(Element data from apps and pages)
******

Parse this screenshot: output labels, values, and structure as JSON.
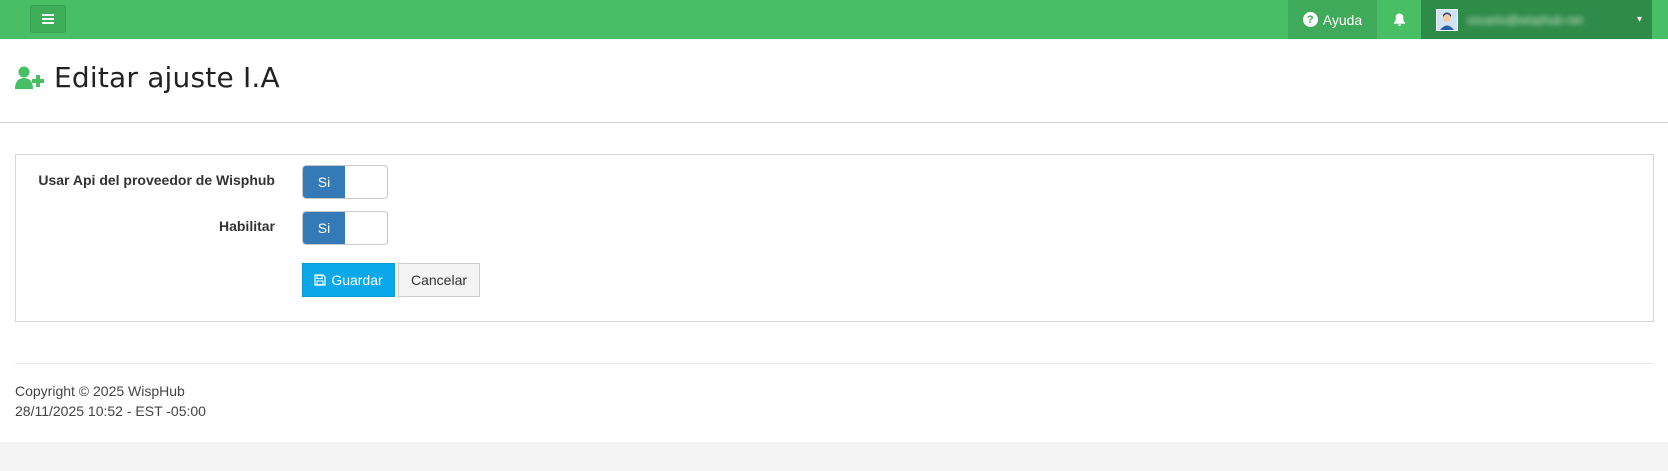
{
  "topbar": {
    "help_label": "Ayuda",
    "user_email": "usuario@wisphub.net"
  },
  "icons": {
    "menu": "hamburger-menu-icon",
    "help": "question-circle-icon",
    "notifications": "bell-icon",
    "user": "user-avatar-icon",
    "page": "user-plus-icon",
    "save": "floppy-disk-icon"
  },
  "page": {
    "title": "Editar ajuste I.A"
  },
  "form": {
    "fields": [
      {
        "label": "Usar Api del proveedor de Wisphub",
        "value": "Si"
      },
      {
        "label": "Habilitar",
        "value": "Si"
      }
    ],
    "save_label": "Guardar",
    "cancel_label": "Cancelar"
  },
  "footer": {
    "copyright": "Copyright © 2025 WispHub",
    "datetime": "28/11/2025 10:52 - EST -05:00"
  },
  "colors": {
    "topbar": "#48bf64",
    "toggle_on": "#337ab7",
    "save_button": "#0aa8e8",
    "page_icon": "#48bf64"
  }
}
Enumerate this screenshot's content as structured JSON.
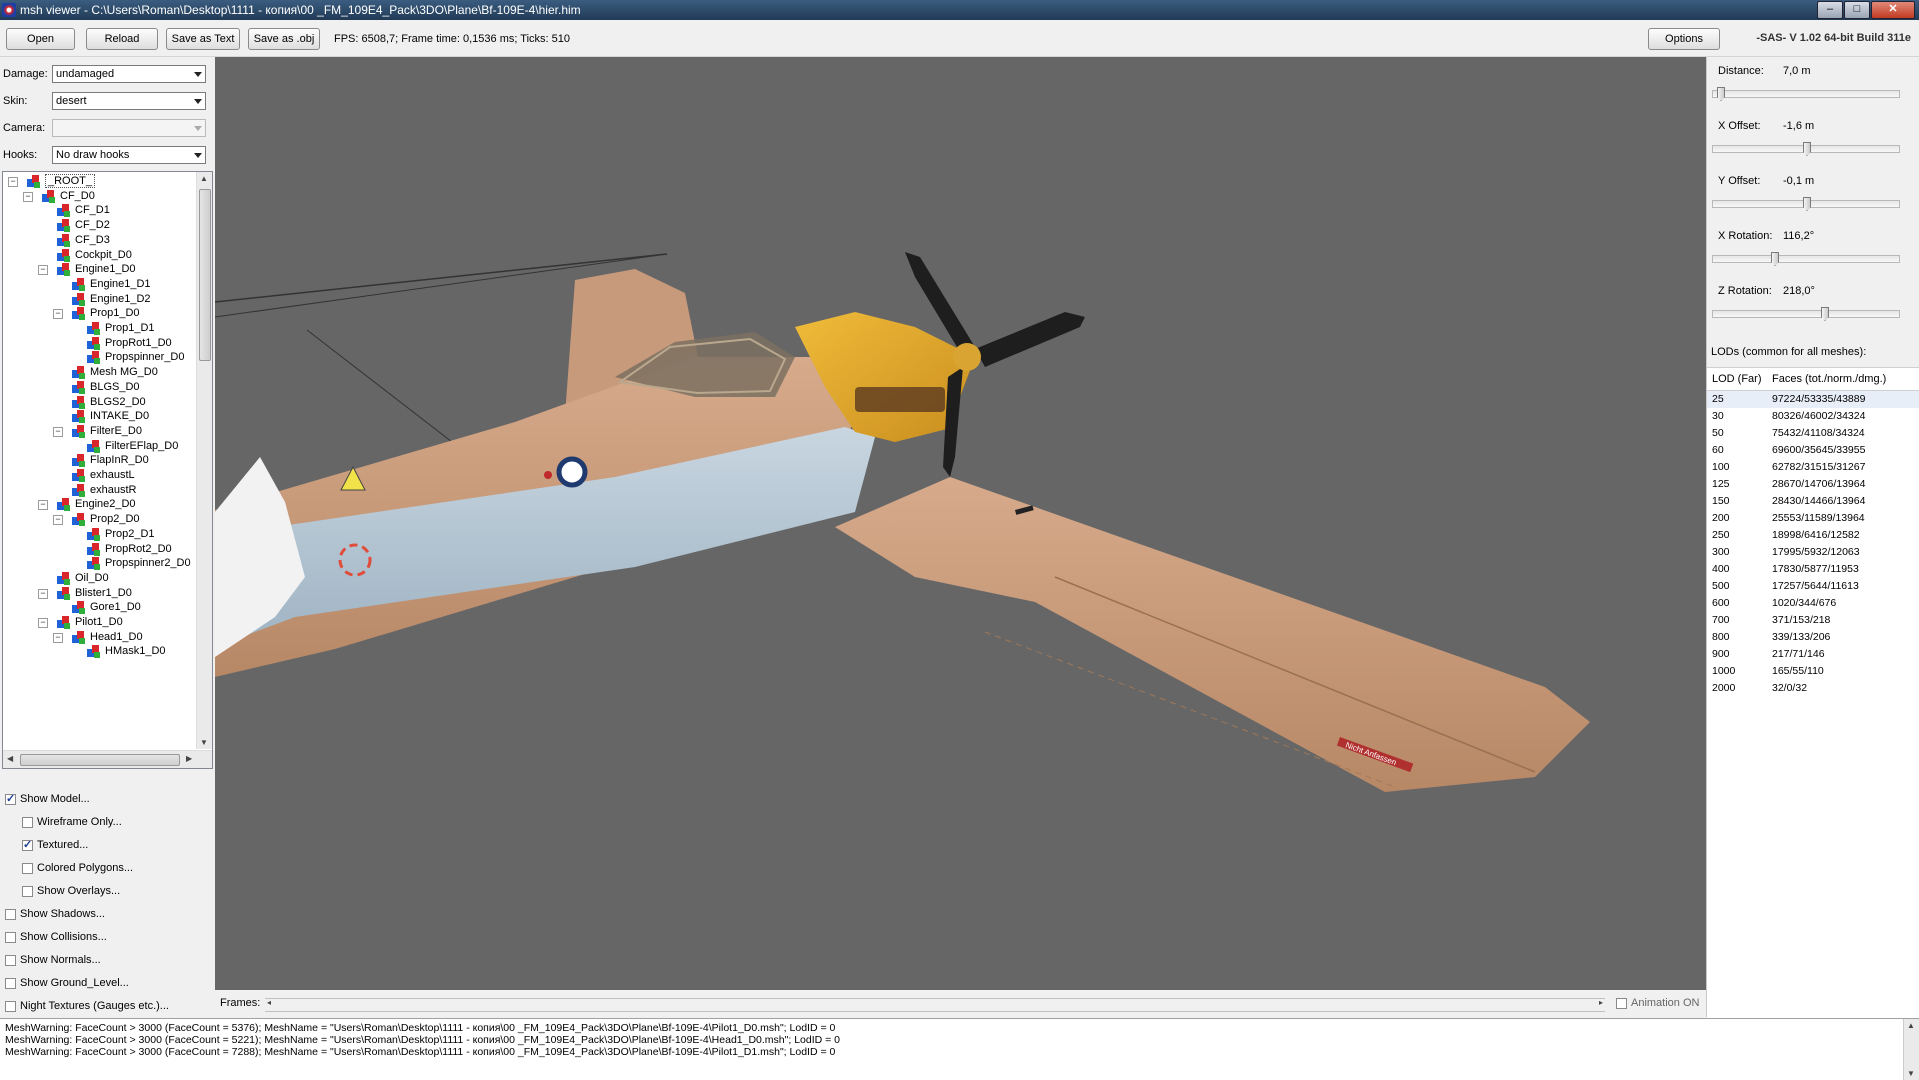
{
  "window": {
    "title": "msh viewer - C:\\Users\\Roman\\Desktop\\1111 - копия\\00 _FM_109E4_Pack\\3DO\\Plane\\Bf-109E-4\\hier.him",
    "min": "–",
    "max": "□",
    "close": "✕"
  },
  "toolbar": {
    "open": "Open",
    "reload": "Reload",
    "save_text": "Save as Text",
    "save_obj": "Save as .obj",
    "fps": "FPS: 6508,7; Frame time: 0,1536 ms; Ticks: 510",
    "options": "Options",
    "build": "-SAS- V 1.02  64-bit  Build 311e"
  },
  "left": {
    "damage_label": "Damage:",
    "damage_value": "undamaged",
    "skin_label": "Skin:",
    "skin_value": "desert",
    "camera_label": "Camera:",
    "camera_value": "",
    "hooks_label": "Hooks:",
    "hooks_value": "No draw hooks"
  },
  "tree": [
    {
      "label": "_ROOT_",
      "level": 0,
      "toggle": "−",
      "root": true
    },
    {
      "label": "CF_D0",
      "level": 1,
      "toggle": "−"
    },
    {
      "label": "CF_D1",
      "level": 2
    },
    {
      "label": "CF_D2",
      "level": 2
    },
    {
      "label": "CF_D3",
      "level": 2
    },
    {
      "label": "Cockpit_D0",
      "level": 2
    },
    {
      "label": "Engine1_D0",
      "level": 2,
      "toggle": "−"
    },
    {
      "label": "Engine1_D1",
      "level": 3
    },
    {
      "label": "Engine1_D2",
      "level": 3
    },
    {
      "label": "Prop1_D0",
      "level": 3,
      "toggle": "−"
    },
    {
      "label": "Prop1_D1",
      "level": 4
    },
    {
      "label": "PropRot1_D0",
      "level": 4
    },
    {
      "label": "Propspinner_D0",
      "level": 4
    },
    {
      "label": "Mesh MG_D0",
      "level": 3
    },
    {
      "label": "BLGS_D0",
      "level": 3
    },
    {
      "label": "BLGS2_D0",
      "level": 3
    },
    {
      "label": "INTAKE_D0",
      "level": 3
    },
    {
      "label": "FilterE_D0",
      "level": 3,
      "toggle": "−"
    },
    {
      "label": "FilterEFlap_D0",
      "level": 4
    },
    {
      "label": "FlapInR_D0",
      "level": 3
    },
    {
      "label": "exhaustL",
      "level": 3
    },
    {
      "label": "exhaustR",
      "level": 3
    },
    {
      "label": "Engine2_D0",
      "level": 2,
      "toggle": "−"
    },
    {
      "label": "Prop2_D0",
      "level": 3,
      "toggle": "−"
    },
    {
      "label": "Prop2_D1",
      "level": 4
    },
    {
      "label": "PropRot2_D0",
      "level": 4
    },
    {
      "label": "Propspinner2_D0",
      "level": 4
    },
    {
      "label": "Oil_D0",
      "level": 2
    },
    {
      "label": "Blister1_D0",
      "level": 2,
      "toggle": "−"
    },
    {
      "label": "Gore1_D0",
      "level": 3
    },
    {
      "label": "Pilot1_D0",
      "level": 2,
      "toggle": "−"
    },
    {
      "label": "Head1_D0",
      "level": 3,
      "toggle": "−"
    },
    {
      "label": "HMask1_D0",
      "level": 4
    }
  ],
  "checks": [
    {
      "label": "Show Model...",
      "checked": true,
      "indent": 0
    },
    {
      "label": "Wireframe Only...",
      "checked": false,
      "indent": 1
    },
    {
      "label": "Textured...",
      "checked": true,
      "indent": 1
    },
    {
      "label": "Colored Polygons...",
      "checked": false,
      "indent": 1
    },
    {
      "label": "Show Overlays...",
      "checked": false,
      "indent": 1
    },
    {
      "label": "Show Shadows...",
      "checked": false,
      "indent": 0
    },
    {
      "label": "Show Collisions...",
      "checked": false,
      "indent": 0
    },
    {
      "label": "Show Normals...",
      "checked": false,
      "indent": 0
    },
    {
      "label": "Show Ground_Level...",
      "checked": false,
      "indent": 0
    },
    {
      "label": "Night Textures (Gauges etc.)...",
      "checked": false,
      "indent": 0
    }
  ],
  "frames": {
    "label": "Frames:",
    "anim": "Animation ON",
    "left_arrow": "◂",
    "right_arrow": "▸"
  },
  "log": [
    "MeshWarning: FaceCount > 3000 (FaceCount = 5376); MeshName = \"Users\\Roman\\Desktop\\1111 - копия\\00 _FM_109E4_Pack\\3DO\\Plane\\Bf-109E-4\\Pilot1_D0.msh\"; LodID = 0",
    "MeshWarning: FaceCount > 3000 (FaceCount = 5221); MeshName = \"Users\\Roman\\Desktop\\1111 - копия\\00 _FM_109E4_Pack\\3DO\\Plane\\Bf-109E-4\\Head1_D0.msh\"; LodID = 0",
    "MeshWarning: FaceCount > 3000 (FaceCount = 7288); MeshName = \"Users\\Roman\\Desktop\\1111 - копия\\00 _FM_109E4_Pack\\3DO\\Plane\\Bf-109E-4\\Pilot1_D1.msh\"; LodID = 0"
  ],
  "right": {
    "sliders": [
      {
        "name": "Distance:",
        "value": "7,0 m",
        "pos": 0.02
      },
      {
        "name": "X Offset:",
        "value": "-1,6 m",
        "pos": 0.5
      },
      {
        "name": "Y Offset:",
        "value": "-0,1 m",
        "pos": 0.5
      },
      {
        "name": "X Rotation:",
        "value": "116,2°",
        "pos": 0.32
      },
      {
        "name": "Z Rotation:",
        "value": "218,0°",
        "pos": 0.6
      }
    ],
    "lods_title": "LODs (common for all meshes):",
    "lod_header": [
      "LOD (Far)",
      "Faces (tot./norm./dmg.)"
    ],
    "lods": [
      [
        "25",
        "97224/53335/43889"
      ],
      [
        "30",
        "80326/46002/34324"
      ],
      [
        "50",
        "75432/41108/34324"
      ],
      [
        "60",
        "69600/35645/33955"
      ],
      [
        "100",
        "62782/31515/31267"
      ],
      [
        "125",
        "28670/14706/13964"
      ],
      [
        "150",
        "28430/14466/13964"
      ],
      [
        "200",
        "25553/11589/13964"
      ],
      [
        "250",
        "18998/6416/12582"
      ],
      [
        "300",
        "17995/5932/12063"
      ],
      [
        "400",
        "17830/5877/11953"
      ],
      [
        "500",
        "17257/5644/11613"
      ],
      [
        "600",
        "1020/344/676"
      ],
      [
        "700",
        "371/153/218"
      ],
      [
        "800",
        "339/133/206"
      ],
      [
        "900",
        "217/71/146"
      ],
      [
        "1000",
        "165/55/110"
      ],
      [
        "2000",
        "32/0/32"
      ]
    ]
  },
  "plane_marking": "Nicht Anfassen",
  "colors": {
    "viewport_bg": "#666666",
    "fuselage_tan": "#c7987a",
    "fuselage_blue": "#b9cad6",
    "nose_yellow": "#e3aa2c",
    "prop_black": "#1e1e1e",
    "selection": "#3399ff"
  }
}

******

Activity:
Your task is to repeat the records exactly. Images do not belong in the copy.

Output:
Parse this screenshot: output labels, values, and structure as JSON.
{
  "topbar": {
    "help_label": "Ayuda",
    "user_email": "usuario@wisphub.net"
  },
  "icons": {
    "menu": "hamburger-menu-icon",
    "help": "question-circle-icon",
    "notifications": "bell-icon",
    "user": "user-avatar-icon",
    "page": "user-plus-icon",
    "save": "floppy-disk-icon"
  },
  "page": {
    "title": "Editar ajuste I.A"
  },
  "form": {
    "fields": [
      {
        "label": "Usar Api del proveedor de Wisphub",
        "value": "Si"
      },
      {
        "label": "Habilitar",
        "value": "Si"
      }
    ],
    "save_label": "Guardar",
    "cancel_label": "Cancelar"
  },
  "footer": {
    "copyright": "Copyright © 2025 WispHub",
    "datetime": "28/11/2025 10:52 - EST -05:00"
  },
  "colors": {
    "topbar": "#48bf64",
    "toggle_on": "#337ab7",
    "save_button": "#0aa8e8",
    "page_icon": "#48bf64"
  }
}
Enumerate this screenshot's content as structured JSON.
{
  "window": {
    "title": "msh viewer - C:\\Users\\Roman\\Desktop\\1111 - копия\\00 _FM_109E4_Pack\\3DO\\Plane\\Bf-109E-4\\hier.him",
    "min": "–",
    "max": "□",
    "close": "✕"
  },
  "toolbar": {
    "open": "Open",
    "reload": "Reload",
    "save_text": "Save as Text",
    "save_obj": "Save as .obj",
    "fps": "FPS: 6508,7; Frame time: 0,1536 ms; Ticks: 510",
    "options": "Options",
    "build": "-SAS- V 1.02  64-bit  Build 311e"
  },
  "left": {
    "damage_label": "Damage:",
    "damage_value": "undamaged",
    "skin_label": "Skin:",
    "skin_value": "desert",
    "camera_label": "Camera:",
    "camera_value": "",
    "hooks_label": "Hooks:",
    "hooks_value": "No draw hooks"
  },
  "tree": [
    {
      "label": "_ROOT_",
      "level": 0,
      "toggle": "−",
      "root": true
    },
    {
      "label": "CF_D0",
      "level": 1,
      "toggle": "−"
    },
    {
      "label": "CF_D1",
      "level": 2
    },
    {
      "label": "CF_D2",
      "level": 2
    },
    {
      "label": "CF_D3",
      "level": 2
    },
    {
      "label": "Cockpit_D0",
      "level": 2
    },
    {
      "label": "Engine1_D0",
      "level": 2,
      "toggle": "−"
    },
    {
      "label": "Engine1_D1",
      "level": 3
    },
    {
      "label": "Engine1_D2",
      "level": 3
    },
    {
      "label": "Prop1_D0",
      "level": 3,
      "toggle": "−"
    },
    {
      "label": "Prop1_D1",
      "level": 4
    },
    {
      "label": "PropRot1_D0",
      "level": 4
    },
    {
      "label": "Propspinner_D0",
      "level": 4
    },
    {
      "label": "Mesh MG_D0",
      "level": 3
    },
    {
      "label": "BLGS_D0",
      "level": 3
    },
    {
      "label": "BLGS2_D0",
      "level": 3
    },
    {
      "label": "INTAKE_D0",
      "level": 3
    },
    {
      "label": "FilterE_D0",
      "level": 3,
      "toggle": "−"
    },
    {
      "label": "FilterEFlap_D0",
      "level": 4
    },
    {
      "label": "FlapInR_D0",
      "level": 3
    },
    {
      "label": "exhaustL",
      "level": 3
    },
    {
      "label": "exhaustR",
      "level": 3
    },
    {
      "label": "Engine2_D0",
      "level": 2,
      "toggle": "−"
    },
    {
      "label": "Prop2_D0",
      "level": 3,
      "toggle": "−"
    },
    {
      "label": "Prop2_D1",
      "level": 4
    },
    {
      "label": "PropRot2_D0",
      "level": 4
    },
    {
      "label": "Propspinner2_D0",
      "level": 4
    },
    {
      "label": "Oil_D0",
      "level": 2
    },
    {
      "label": "Blister1_D0",
      "level": 2,
      "toggle": "−"
    },
    {
      "label": "Gore1_D0",
      "level": 3
    },
    {
      "label": "Pilot1_D0",
      "level": 2,
      "toggle": "−"
    },
    {
      "label": "Head1_D0",
      "level": 3,
      "toggle": "−"
    },
    {
      "label": "HMask1_D0",
      "level": 4
    }
  ],
  "checks": [
    {
      "label": "Show Model...",
      "checked": true,
      "indent": 0
    },
    {
      "label": "Wireframe Only...",
      "checked": false,
      "indent": 1
    },
    {
      "label": "Textured...",
      "checked": true,
      "indent": 1
    },
    {
      "label": "Colored Polygons...",
      "checked": false,
      "indent": 1
    },
    {
      "label": "Show Overlays...",
      "checked": false,
      "indent": 1
    },
    {
      "label": "Show Shadows...",
      "checked": false,
      "indent": 0
    },
    {
      "label": "Show Collisions...",
      "checked": false,
      "indent": 0
    },
    {
      "label": "Show Normals...",
      "checked": false,
      "indent": 0
    },
    {
      "label": "Show Ground_Level...",
      "checked": false,
      "indent": 0
    },
    {
      "label": "Night Textures (Gauges etc.)...",
      "checked": false,
      "indent": 0
    }
  ],
  "frames": {
    "label": "Frames:",
    "anim": "Animation ON",
    "left_arrow": "◂",
    "right_arrow": "▸"
  },
  "log": [
    "MeshWarning: FaceCount > 3000 (FaceCount = 5376); MeshName = \"Users\\Roman\\Desktop\\1111 - копия\\00 _FM_109E4_Pack\\3DO\\Plane\\Bf-109E-4\\Pilot1_D0.msh\"; LodID = 0",
    "MeshWarning: FaceCount > 3000 (FaceCount = 5221); MeshName = \"Users\\Roman\\Desktop\\1111 - копия\\00 _FM_109E4_Pack\\3DO\\Plane\\Bf-109E-4\\Head1_D0.msh\"; LodID = 0",
    "MeshWarning: FaceCount > 3000 (FaceCount = 7288); MeshName = \"Users\\Roman\\Desktop\\1111 - копия\\00 _FM_109E4_Pack\\3DO\\Plane\\Bf-109E-4\\Pilot1_D1.msh\"; LodID = 0"
  ],
  "right": {
    "sliders": [
      {
        "name": "Distance:",
        "value": "7,0 m",
        "pos": 0.02
      },
      {
        "name": "X Offset:",
        "value": "-1,6 m",
        "pos": 0.5
      },
      {
        "name": "Y Offset:",
        "value": "-0,1 m",
        "pos": 0.5
      },
      {
        "name": "X Rotation:",
        "value": "116,2°",
        "pos": 0.32
      },
      {
        "name": "Z Rotation:",
        "value": "218,0°",
        "pos": 0.6
      }
    ],
    "lods_title": "LODs (common for all meshes):",
    "lod_header": [
      "LOD (Far)",
      "Faces (tot./norm./dmg.)"
    ],
    "lods": [
      [
        "25",
        "97224/53335/43889"
      ],
      [
        "30",
        "80326/46002/34324"
      ],
      [
        "50",
        "75432/41108/34324"
      ],
      [
        "60",
        "69600/35645/33955"
      ],
      [
        "100",
        "62782/31515/31267"
      ],
      [
        "125",
        "28670/14706/13964"
      ],
      [
        "150",
        "28430/14466/13964"
      ],
      [
        "200",
        "25553/11589/13964"
      ],
      [
        "250",
        "18998/6416/12582"
      ],
      [
        "300",
        "17995/5932/12063"
      ],
      [
        "400",
        "17830/5877/11953"
      ],
      [
        "500",
        "17257/5644/11613"
      ],
      [
        "600",
        "1020/344/676"
      ],
      [
        "700",
        "371/153/218"
      ],
      [
        "800",
        "339/133/206"
      ],
      [
        "900",
        "217/71/146"
      ],
      [
        "1000",
        "165/55/110"
      ],
      [
        "2000",
        "32/0/32"
      ]
    ]
  },
  "plane_marking": "Nicht Anfassen",
  "colors": {
    "viewport_bg": "#666666",
    "fuselage_tan": "#c7987a",
    "fuselage_blue": "#b9cad6",
    "nose_yellow": "#e3aa2c",
    "prop_black": "#1e1e1e",
    "selection": "#3399ff"
  }
}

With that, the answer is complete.